“I am humbled and grateful,” said Haq, who was presented with the award at the National WIC Association Leadership Conference in Baltimore, Md., on April 10. “Good health rests on good nutrition and there is nothing more important than that. I appreciate the support I have received from ICHS, the state and the NWA.”
The NWA Leadership Award is the organization’s most prestigious award. It is given annually to honor the outstanding contributions of individuals or groups who have actively supported the WIC Program through their leadership, advocacy, management and delivery of services.
Haq has led the WIC Program at ICHS since 2009. She has been instrumental in efforts to improve breastfeeding rates and general nutrition, including successfully launching a WIC Program at the ICHS Shoreline Clinic in 2016. Haq serves as a strong local, state and national voice, helping educate policymakers and the public about the importance of good nutrition and support of continued access to safety net programs and services. In addition to “public charge,” she was active in promoting Seattle’s Sweetened Beverage Ordinance, a sugary beverage tax to help control obesity.
“Aliya is an outstanding WIC ambassador who brings her whole heart to her work.

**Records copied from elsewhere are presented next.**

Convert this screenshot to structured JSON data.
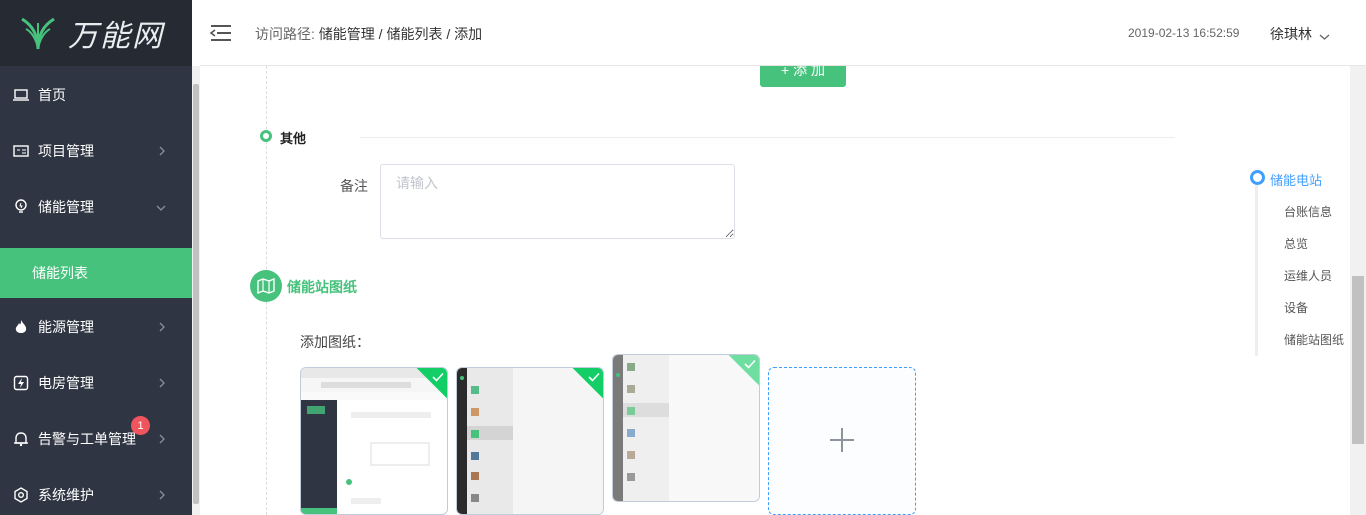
{
  "brand": {
    "name": "万能网"
  },
  "sidebar": {
    "items": [
      {
        "label": "首页",
        "icon": "laptop-icon"
      },
      {
        "label": "项目管理",
        "icon": "id-card-icon"
      },
      {
        "label": "储能管理",
        "icon": "bulb-icon"
      },
      {
        "label": "储能列表"
      },
      {
        "label": "能源管理",
        "icon": "flame-icon"
      },
      {
        "label": "电房管理",
        "icon": "bolt-icon"
      },
      {
        "label": "告警与工单管理",
        "icon": "bell-icon",
        "badge": "1"
      },
      {
        "label": "系统维护",
        "icon": "gear-icon"
      }
    ]
  },
  "header": {
    "breadcrumb_prefix": "访问路径:",
    "crumb1": "储能管理",
    "sep": "/",
    "crumb2": "储能列表",
    "crumb3": "添加",
    "timestamp": "2019-02-13 16:52:59",
    "user": "徐琪林"
  },
  "main": {
    "add_button": "+ 添 加",
    "other_title": "其他",
    "remark_label": "备注",
    "remark_placeholder": "请输入",
    "drawings_title": "储能站图纸",
    "add_drawing_label": "添加图纸："
  },
  "anchor": {
    "head": "储能电站",
    "links": [
      "台账信息",
      "总览",
      "运维人员",
      "设备",
      "储能站图纸"
    ]
  },
  "colors": {
    "accent": "#47c27d",
    "sidebar": "#2f3542",
    "link": "#409eff",
    "badge": "#f0555d"
  }
}
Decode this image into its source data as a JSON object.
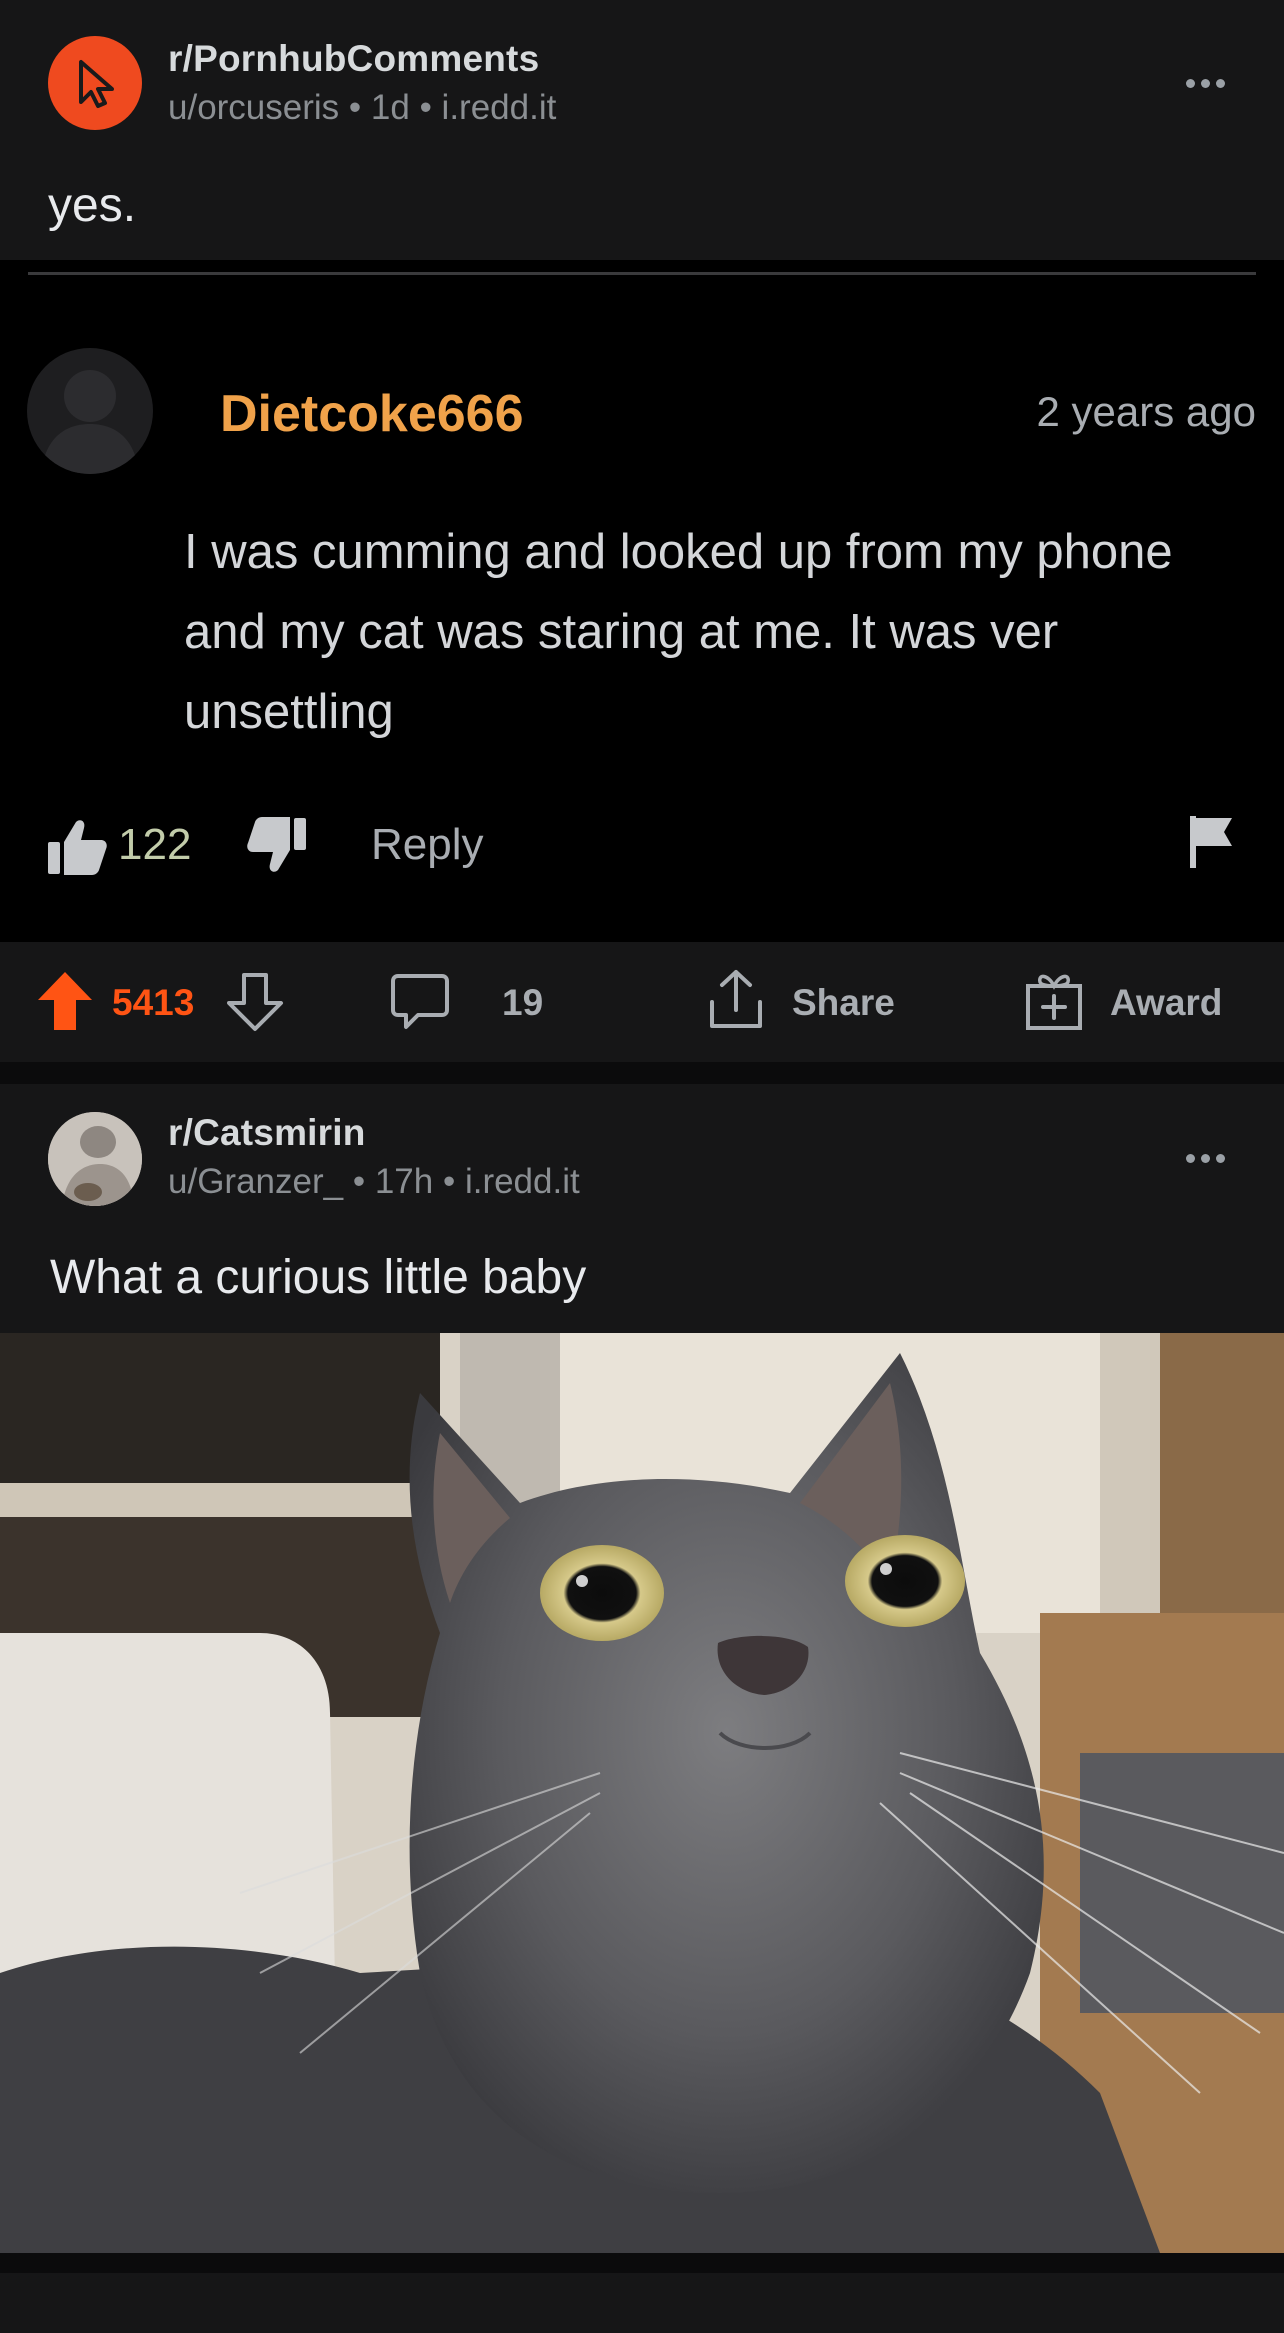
{
  "post1": {
    "subreddit": "r/PornhubComments",
    "user": "u/orcuseris",
    "age": "1d",
    "domain": "i.redd.it",
    "title": "yes.",
    "embedded_comment": {
      "username": "Dietcoke666",
      "time": "2 years ago",
      "body": "I was cumming and looked up from my phone and my cat was staring at me. It was ver unsettling",
      "likes": "122",
      "reply_label": "Reply"
    },
    "score": "5413",
    "comments": "19",
    "share_label": "Share",
    "award_label": "Award"
  },
  "post2": {
    "subreddit": "r/Catsmirin",
    "user": "u/Granzer_",
    "age": "17h",
    "domain": "i.redd.it",
    "title": "What a curious little baby"
  },
  "colors": {
    "upvote": "#ff5414",
    "username_orange": "#f0a24a",
    "background": "#161617"
  }
}
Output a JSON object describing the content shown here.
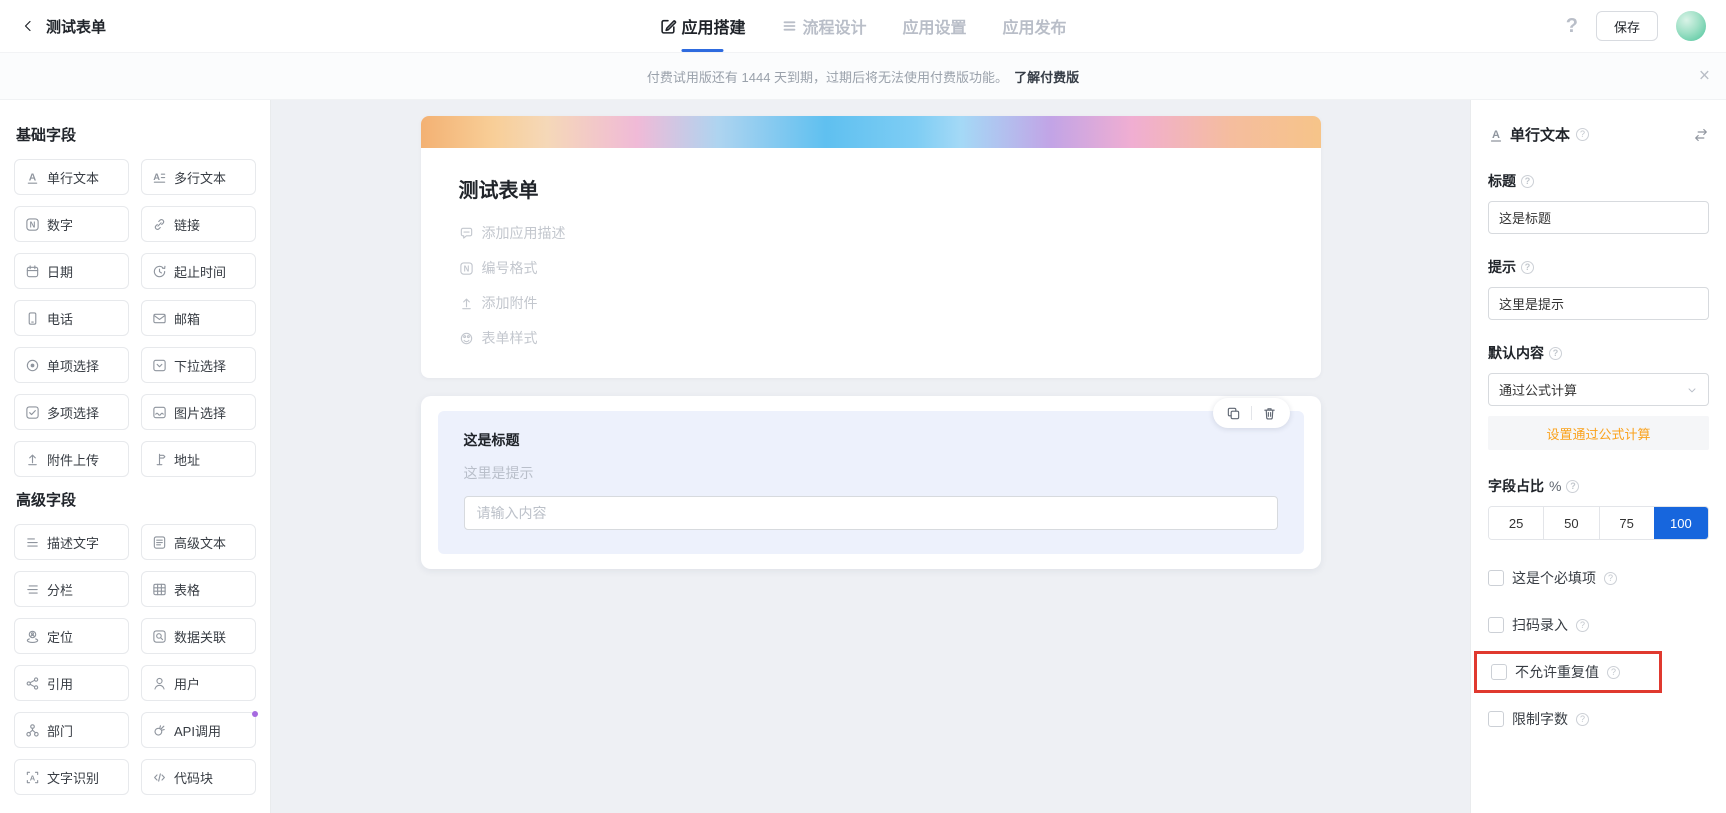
{
  "header": {
    "title": "测试表单",
    "tabs": [
      {
        "label": "应用搭建",
        "active": true
      },
      {
        "label": "流程设计",
        "active": false
      },
      {
        "label": "应用设置",
        "active": false
      },
      {
        "label": "应用发布",
        "active": false
      }
    ],
    "save_label": "保存"
  },
  "glyphs": {
    "help": "?",
    "close": "×"
  },
  "notice": {
    "text": "付费试用版还有 1444 天到期，过期后将无法使用付费版功能。",
    "link_label": "了解付费版"
  },
  "sidebar": {
    "sections": [
      {
        "title": "基础字段",
        "items": [
          {
            "label": "单行文本",
            "icon": "single-line-text"
          },
          {
            "label": "多行文本",
            "icon": "multi-line-text"
          },
          {
            "label": "数字",
            "icon": "number"
          },
          {
            "label": "链接",
            "icon": "link"
          },
          {
            "label": "日期",
            "icon": "date"
          },
          {
            "label": "起止时间",
            "icon": "time-range"
          },
          {
            "label": "电话",
            "icon": "phone"
          },
          {
            "label": "邮箱",
            "icon": "email"
          },
          {
            "label": "单项选择",
            "icon": "radio"
          },
          {
            "label": "下拉选择",
            "icon": "dropdown"
          },
          {
            "label": "多项选择",
            "icon": "checkbox"
          },
          {
            "label": "图片选择",
            "icon": "image"
          },
          {
            "label": "附件上传",
            "icon": "upload"
          },
          {
            "label": "地址",
            "icon": "address"
          }
        ]
      },
      {
        "title": "高级字段",
        "items": [
          {
            "label": "描述文字",
            "icon": "description"
          },
          {
            "label": "高级文本",
            "icon": "rich-text"
          },
          {
            "label": "分栏",
            "icon": "columns"
          },
          {
            "label": "表格",
            "icon": "table"
          },
          {
            "label": "定位",
            "icon": "location"
          },
          {
            "label": "数据关联",
            "icon": "data-link"
          },
          {
            "label": "引用",
            "icon": "reference"
          },
          {
            "label": "用户",
            "icon": "user"
          },
          {
            "label": "部门",
            "icon": "department"
          },
          {
            "label": "API调用",
            "icon": "api"
          },
          {
            "label": "文字识别",
            "icon": "ocr"
          },
          {
            "label": "代码块",
            "icon": "code"
          }
        ]
      }
    ]
  },
  "canvas": {
    "form_title": "测试表单",
    "options": [
      {
        "label": "添加应用描述",
        "icon": "comment"
      },
      {
        "label": "编号格式",
        "icon": "number"
      },
      {
        "label": "添加附件",
        "icon": "upload"
      },
      {
        "label": "表单样式",
        "icon": "style"
      }
    ],
    "field": {
      "title": "这是标题",
      "hint": "这里是提示",
      "placeholder": "请输入内容"
    }
  },
  "panel": {
    "type_label": "单行文本",
    "title_label": "标题",
    "title_value": "这是标题",
    "hint_label": "提示",
    "hint_value": "这里是提示",
    "default_label": "默认内容",
    "default_value": "通过公式计算",
    "formula_link": "设置通过公式计算",
    "width_label": "字段占比",
    "width_unit": "%",
    "width_options": [
      "25",
      "50",
      "75",
      "100"
    ],
    "width_selected": "100",
    "checkboxes": [
      {
        "label": "这是个必填项",
        "checked": false,
        "highlighted": false
      },
      {
        "label": "扫码录入",
        "checked": false,
        "highlighted": false
      },
      {
        "label": "不允许重复值",
        "checked": false,
        "highlighted": true
      },
      {
        "label": "限制字数",
        "checked": false,
        "highlighted": false
      }
    ]
  },
  "colors": {
    "accent_blue": "#2e6bdf",
    "selected_blue": "#1766dd",
    "orange_link": "#faa21d",
    "highlight_red": "#e0392f",
    "selected_field_bg": "#edf1fc"
  }
}
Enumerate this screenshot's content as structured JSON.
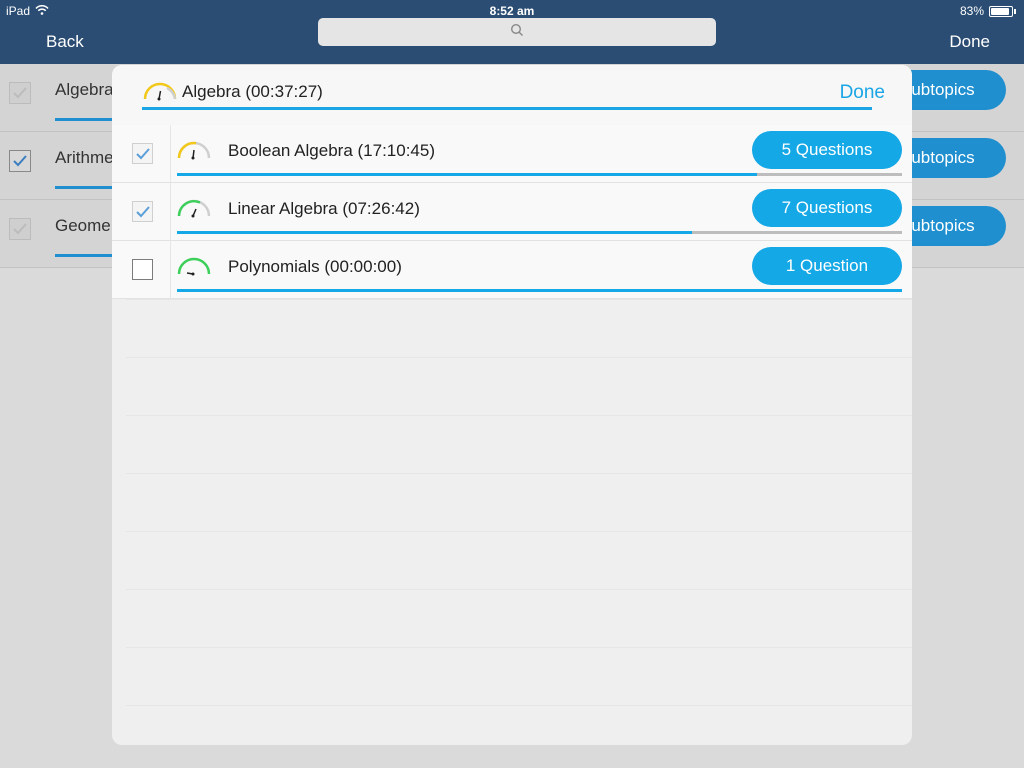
{
  "status_bar": {
    "carrier": "iPad",
    "time": "8:52 am",
    "battery": "83%",
    "battery_level": 0.83
  },
  "nav": {
    "back_label": "Back",
    "done_label": "Done"
  },
  "background_topics": [
    {
      "label": "Algebra",
      "checked": true,
      "button": "Subtopics"
    },
    {
      "label": "Arithme",
      "checked": true,
      "button": "Subtopics"
    },
    {
      "label": "Geome",
      "checked": true,
      "button": "Subtopics"
    }
  ],
  "background_button_visible": "ubtopics",
  "modal": {
    "title": "Algebra (00:37:27)",
    "done_label": "Done",
    "subtopics": [
      {
        "label": "Boolean Algebra  (17:10:45)",
        "questions": "5 Questions",
        "checked": true,
        "progress": 0.8,
        "gauge_color": "#f2c81a",
        "gauge_level": 0.45
      },
      {
        "label": "Linear Algebra  (07:26:42)",
        "questions": "7 Questions",
        "checked": true,
        "progress": 0.71,
        "gauge_color": "#3ccf5a",
        "gauge_level": 0.55
      },
      {
        "label": "Polynomials  (00:00:00)",
        "questions": "1 Question",
        "checked": false,
        "progress": 1.0,
        "gauge_color": "#3ccf5a",
        "gauge_level": 0.0
      }
    ]
  },
  "colors": {
    "nav_bg": "#2b4d73",
    "accent": "#14a8e6"
  },
  "icons": {
    "search": "search-icon",
    "wifi": "wifi-icon",
    "check": "checkmark-icon",
    "gauge": "gauge-icon"
  }
}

She cares deeply about equity and cultural sensitivity in patient care and education,” said Teresita Batayola, ICHS CEO. “She constantly steps up to educate and inform on behalf of women, children and families – ranging from educating staff and the community about the nutritional aspects of Ramadhan, to responding when she saw WIC clients veering away from services from fears about ‘public charge.’”
Haq has more than 20 years of experience in the management and delivery of nutrition services, and in work to improve health outcomes for minority and immigrant populations, especially women and children. She is an expert and frequent speaker on the cultural influences on infant feeding and nutrition, serving as a co-investigator of NIH and RWJ-funded studies examining these topics. As the ICHS nutrition services supervisor, Haq heads WIC Programs in three ICHS clinic locations that offer nutrition counseling to over 4,000 patients annually. She also collaborates with the health center medical team to lead the delivery of culturally and linguistically appropriate nutrition counseling and therapy. Haq has a MS from University of Washington majoring in nutritional sciences. She is a certified dietitian with the State of Washington and a registered dietitian nutritionist with the Commission on Dietetic Registration, the credentialing agency for the Academy of Nutrition and Dietetics.